…Raise up a new generation of Christian communicators who are determined to bridge the chasm; who struggle to relate God’s unchanging Word to our ever-changing world; who refuse to sacrifice truth to relevance or relevance to truth; but who resolve instead in equal measure to be faithful to Scripture and pertinent to today[53].

May God be pleased to answer his prayer. Amen.

 

References

[1] Timothy Dudley-Smith John Stott: The Making of a Leader A Biography of the Early Years (Leicester, England: IVP, 1999), 24-25.

[2] Dudley-Smith Early Years, 41.

[3] Dudley-Smith Early Years, 44.

[4] Dudley-Smith Early Years, 29.

[5] Dudley-Smith Early Years, 40,44.

[6] Dudley-Smith Early Years, 53-54.

[7] Dudley-Smith Early Years, 55-56.

[8] Dudley-Smith Early Years, 67.

[9] Dudley-Smith Early Years, 92-93.

[10] Dudley-Smith Early Years, 94-96.

[11] Dudley-Smith Early Years, 97.

[12] Timothy Dudley-Smith John Stott: A Global Ministry (Leicester, England: IVP, 2001), 333.

[13] Dudley-Smith Early Years, 87.

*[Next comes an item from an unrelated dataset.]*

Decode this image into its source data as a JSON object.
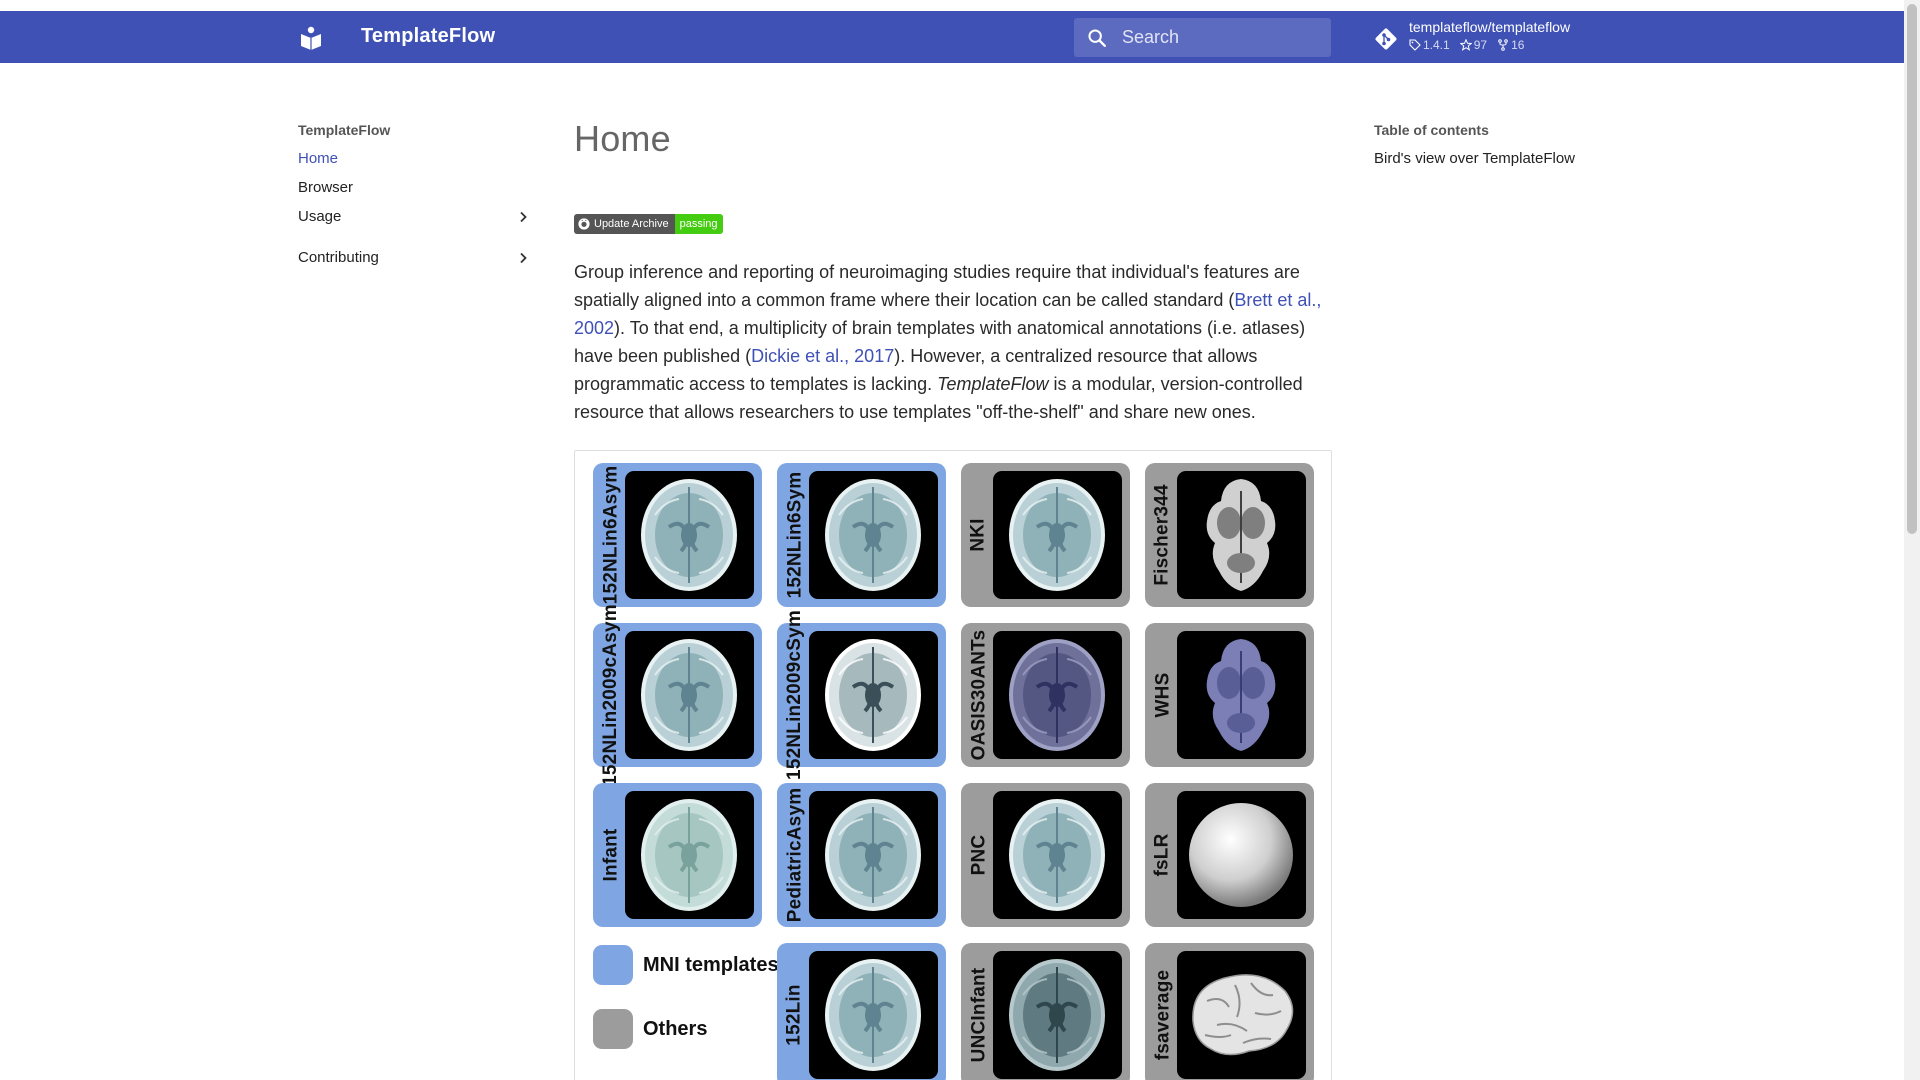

[14] Roger Steer Basic Christian: The Inside Story of John Stott (Downers Grove, IL: IVP, 2009), 48-49.

[15] Steer Basic Christian, 56-59.

[16] Dudley-Smith, Global Ministry, 333.

[17] Dudley-Smith, Early Years, 205-208.

[18] Dudley-Smith, Early Years, 244-253.

[19] Dudley-Smith, Global Ministry, 148-149.

[20] Dudley-Smith, Global Ministry, 31.

[21] John Stott I Believe in Preaching (London, UK: Hodder & Stoughton, 1982), 93-94.

[22] Stott, Preaching, 96-109.

[23] Stott, Preaching, 109.

[24] Stott, Preaching, 116-125.

[25] Stott, Preaching, 125-134.

[26] Stott, Preaching, 9.

[27] Dudley-Smith, Global Ministry, 333.

[28] Stott, Preaching, 135-136.

[29] Dudley-Smith Global Ministry, 333.

[30] Dudley-Smith Global Ministry, 129.

[31] Stott, Preaching, 12.

[32] Dudley-Smith Global Ministry, 27.

[33] Dudley-Smith Global Ministry, 27.

[34] Dudley-Smith Global Ministry, 29.

[35] Dudley-Smith Global Ministry, 290.

[36] Dudley-Smith Global Ministry, 29.

[37] Stott, Preaching, 137.

[38] Stott, Preaching, 140-143.

[39] Stott, Preaching, 143-144.

[40] Stott, Preaching, 144.

[41] Stott, Preaching, 144.

[42] Dudley-Smith Global Ministry, 35.

[43] Dudley-Smith Global Ministry, 36.

[44] Stott, Preaching, 180.

[45] Stott, Preaching, 187-188.

[46] Stott, Preaching, 190.

[47] Stott, Preaching, 192-193.

[48] Stott, Preaching, 203-204.

[49] Stott, Preaching, 194-195.

[50] Stott, Preaching, 198-199.

[51] Dudley-Smith Global Ministry, 336.

[52] Dudley-Smith Global Ministry, 156.

[53] Stott, Preaching, 144.